PROBLEM TO SOLVE:
Tally the lines in the material below that hold the string "Create" and report the tally alone.

Top of DATA RECORDS

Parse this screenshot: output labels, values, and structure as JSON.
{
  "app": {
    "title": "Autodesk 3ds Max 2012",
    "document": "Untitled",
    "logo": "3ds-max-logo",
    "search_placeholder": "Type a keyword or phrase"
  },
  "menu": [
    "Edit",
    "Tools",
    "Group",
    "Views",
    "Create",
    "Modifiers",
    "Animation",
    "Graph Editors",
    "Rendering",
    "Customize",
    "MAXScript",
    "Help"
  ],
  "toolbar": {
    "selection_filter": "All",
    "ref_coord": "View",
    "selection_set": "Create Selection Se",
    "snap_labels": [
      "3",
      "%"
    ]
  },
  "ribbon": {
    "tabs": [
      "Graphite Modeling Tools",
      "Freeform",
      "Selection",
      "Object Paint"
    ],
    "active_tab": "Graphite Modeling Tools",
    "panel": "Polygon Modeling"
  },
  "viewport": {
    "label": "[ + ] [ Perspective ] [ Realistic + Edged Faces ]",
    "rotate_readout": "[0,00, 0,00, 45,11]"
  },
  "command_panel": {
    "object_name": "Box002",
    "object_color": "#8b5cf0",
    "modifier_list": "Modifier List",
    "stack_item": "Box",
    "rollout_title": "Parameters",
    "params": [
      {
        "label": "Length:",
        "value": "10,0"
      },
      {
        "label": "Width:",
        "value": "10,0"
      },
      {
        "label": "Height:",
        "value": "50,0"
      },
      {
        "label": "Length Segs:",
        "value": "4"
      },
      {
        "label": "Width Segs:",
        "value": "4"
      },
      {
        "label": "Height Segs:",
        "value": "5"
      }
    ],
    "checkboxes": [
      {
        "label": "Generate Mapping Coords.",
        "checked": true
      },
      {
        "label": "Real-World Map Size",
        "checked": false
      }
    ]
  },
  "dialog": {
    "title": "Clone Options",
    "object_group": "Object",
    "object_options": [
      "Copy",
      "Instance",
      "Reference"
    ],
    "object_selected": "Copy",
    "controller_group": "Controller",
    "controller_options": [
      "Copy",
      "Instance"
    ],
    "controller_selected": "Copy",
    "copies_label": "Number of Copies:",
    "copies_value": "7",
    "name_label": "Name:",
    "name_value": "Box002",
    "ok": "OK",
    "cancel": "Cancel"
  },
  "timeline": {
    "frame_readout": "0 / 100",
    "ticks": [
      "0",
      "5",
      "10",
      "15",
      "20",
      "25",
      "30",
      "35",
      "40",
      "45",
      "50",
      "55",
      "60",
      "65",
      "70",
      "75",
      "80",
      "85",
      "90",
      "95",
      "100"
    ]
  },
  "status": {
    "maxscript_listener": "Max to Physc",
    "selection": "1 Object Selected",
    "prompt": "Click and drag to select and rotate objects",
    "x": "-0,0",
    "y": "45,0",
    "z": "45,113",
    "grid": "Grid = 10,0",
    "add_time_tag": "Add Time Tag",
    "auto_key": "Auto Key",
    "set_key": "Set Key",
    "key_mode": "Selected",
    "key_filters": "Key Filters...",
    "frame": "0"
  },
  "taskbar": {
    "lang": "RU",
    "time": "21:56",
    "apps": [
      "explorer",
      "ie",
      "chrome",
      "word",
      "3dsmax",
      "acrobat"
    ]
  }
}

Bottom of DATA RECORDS

TASK ANSWER:
2